So that's something that we will tinker on and hopefully lead on that.
Rinke: So that's a real practical use case which you would like to solve with the decentralized storage in the coming five years.
Saswata: It can be, you know, solution provided to David's twitter Skynet
Rinke: Cool. Danny what about you five years from now? where will swarm perform beyond the customers in general?
Daniel: So I believe that in order to call in order to consider swarm a success in five years it would already need to store a very significant part of what I would call the permanent record of human knowledge. So I would expect data which are currently stored by Wikipedia open street map or the blockchain. And things like that so data of public interest will be stored on swarm. And I think that also very importantly unlike all these projects that I mentioned these swarm-based solutions will never have to grapple with the problem of deciding on some official truth. So if there are some contentious issues then users will be able to find all the relevant opinions that exist in the world about these things. So I think that's what censorship resistance of swarm should be able to provide. I would also imagine that the commons of humanity such as movies that became, you know, public domain. Music, books and so on. We'll also move to swarm and swarm will become this, you know, indestructible and fireproof library of Alexandria.
Rinke: Thanks for that Danny and with that. I would uh like to end the panel. First of all, thank all the panelists. Vojtěch, David, Saswata and Danny. It was a real pleasure. Thanks for joining to briefly summarize. We started the panel with anecdotes on the start of each of the projects, then we went into comparing the decentralized storage solutions among themselves. Whether they differ and how would you advise a user to use what. We spoke about how decentralized storage compares with centralized storage and we ended up with a talk about economics and law.
Thanks a lot everybody.

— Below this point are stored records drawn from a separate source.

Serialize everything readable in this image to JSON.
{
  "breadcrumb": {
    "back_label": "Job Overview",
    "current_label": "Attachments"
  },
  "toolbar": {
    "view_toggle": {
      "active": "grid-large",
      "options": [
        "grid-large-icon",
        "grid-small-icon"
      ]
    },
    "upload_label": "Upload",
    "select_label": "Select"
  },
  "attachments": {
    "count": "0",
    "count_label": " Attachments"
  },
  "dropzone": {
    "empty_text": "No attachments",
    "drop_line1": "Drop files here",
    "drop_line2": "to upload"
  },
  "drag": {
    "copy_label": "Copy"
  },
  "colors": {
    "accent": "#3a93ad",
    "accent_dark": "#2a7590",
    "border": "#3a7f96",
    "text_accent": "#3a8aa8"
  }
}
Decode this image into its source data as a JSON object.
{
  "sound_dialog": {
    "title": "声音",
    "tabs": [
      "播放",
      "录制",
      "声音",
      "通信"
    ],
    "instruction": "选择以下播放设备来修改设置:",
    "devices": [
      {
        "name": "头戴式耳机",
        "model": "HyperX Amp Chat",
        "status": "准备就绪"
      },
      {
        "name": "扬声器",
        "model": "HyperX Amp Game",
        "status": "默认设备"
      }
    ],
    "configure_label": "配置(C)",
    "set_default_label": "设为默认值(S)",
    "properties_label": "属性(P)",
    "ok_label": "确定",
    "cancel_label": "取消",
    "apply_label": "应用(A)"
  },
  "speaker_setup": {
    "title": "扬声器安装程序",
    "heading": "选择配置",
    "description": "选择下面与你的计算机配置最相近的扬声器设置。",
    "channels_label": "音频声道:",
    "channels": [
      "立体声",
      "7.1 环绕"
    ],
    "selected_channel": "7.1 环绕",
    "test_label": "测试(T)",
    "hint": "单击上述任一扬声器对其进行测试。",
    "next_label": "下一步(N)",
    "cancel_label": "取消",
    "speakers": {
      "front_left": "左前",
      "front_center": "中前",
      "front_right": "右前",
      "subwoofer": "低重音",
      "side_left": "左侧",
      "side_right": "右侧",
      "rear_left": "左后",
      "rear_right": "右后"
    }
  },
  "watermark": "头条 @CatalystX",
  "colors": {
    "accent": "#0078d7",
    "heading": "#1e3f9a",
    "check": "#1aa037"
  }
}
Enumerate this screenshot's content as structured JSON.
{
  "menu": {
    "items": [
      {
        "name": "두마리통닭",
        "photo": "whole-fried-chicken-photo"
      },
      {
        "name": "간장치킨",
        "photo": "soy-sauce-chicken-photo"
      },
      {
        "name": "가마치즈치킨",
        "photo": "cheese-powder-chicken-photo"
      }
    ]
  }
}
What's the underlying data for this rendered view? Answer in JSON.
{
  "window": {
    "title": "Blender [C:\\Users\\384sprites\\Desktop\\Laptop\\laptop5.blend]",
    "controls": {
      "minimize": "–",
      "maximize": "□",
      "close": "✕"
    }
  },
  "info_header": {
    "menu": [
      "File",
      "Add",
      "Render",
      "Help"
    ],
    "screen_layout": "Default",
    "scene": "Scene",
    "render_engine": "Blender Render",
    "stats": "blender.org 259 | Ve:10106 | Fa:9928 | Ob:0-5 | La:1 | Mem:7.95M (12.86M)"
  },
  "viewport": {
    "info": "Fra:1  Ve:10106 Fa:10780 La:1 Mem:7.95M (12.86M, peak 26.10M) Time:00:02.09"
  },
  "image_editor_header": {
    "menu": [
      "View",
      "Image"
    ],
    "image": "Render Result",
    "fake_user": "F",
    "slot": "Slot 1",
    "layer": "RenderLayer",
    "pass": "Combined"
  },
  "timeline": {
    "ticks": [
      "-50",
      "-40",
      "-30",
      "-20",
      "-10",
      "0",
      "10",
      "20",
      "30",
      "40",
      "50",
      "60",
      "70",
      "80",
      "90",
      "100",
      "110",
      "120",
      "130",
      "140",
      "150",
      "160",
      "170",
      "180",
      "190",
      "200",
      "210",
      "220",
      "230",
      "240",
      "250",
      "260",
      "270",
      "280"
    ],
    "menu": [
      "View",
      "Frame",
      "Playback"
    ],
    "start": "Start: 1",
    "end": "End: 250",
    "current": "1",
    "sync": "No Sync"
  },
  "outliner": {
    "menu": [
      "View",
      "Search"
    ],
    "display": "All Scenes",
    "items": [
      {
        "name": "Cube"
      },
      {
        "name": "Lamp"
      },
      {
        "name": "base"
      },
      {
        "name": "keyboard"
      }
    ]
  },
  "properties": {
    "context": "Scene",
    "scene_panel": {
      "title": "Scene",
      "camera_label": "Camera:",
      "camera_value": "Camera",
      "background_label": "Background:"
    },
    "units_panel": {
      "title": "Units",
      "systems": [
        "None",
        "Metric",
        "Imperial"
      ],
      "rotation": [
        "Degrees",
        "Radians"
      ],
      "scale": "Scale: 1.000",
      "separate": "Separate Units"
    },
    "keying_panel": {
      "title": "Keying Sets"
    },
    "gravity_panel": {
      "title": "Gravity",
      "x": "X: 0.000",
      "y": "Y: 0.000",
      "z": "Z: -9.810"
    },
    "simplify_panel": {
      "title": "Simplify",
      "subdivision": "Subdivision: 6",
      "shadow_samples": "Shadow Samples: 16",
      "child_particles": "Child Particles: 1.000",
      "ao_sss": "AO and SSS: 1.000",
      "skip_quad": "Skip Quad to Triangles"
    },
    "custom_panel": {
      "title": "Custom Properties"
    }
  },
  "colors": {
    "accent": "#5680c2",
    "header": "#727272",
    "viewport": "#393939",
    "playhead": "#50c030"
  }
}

I hope to interact with you in the future.
David: Thanks it's great to be here today.
Rinke: All right thanks David. And thanks everyone for your participation.
Saswata: Thank you very much for having us
Rinke: All right bye-bye.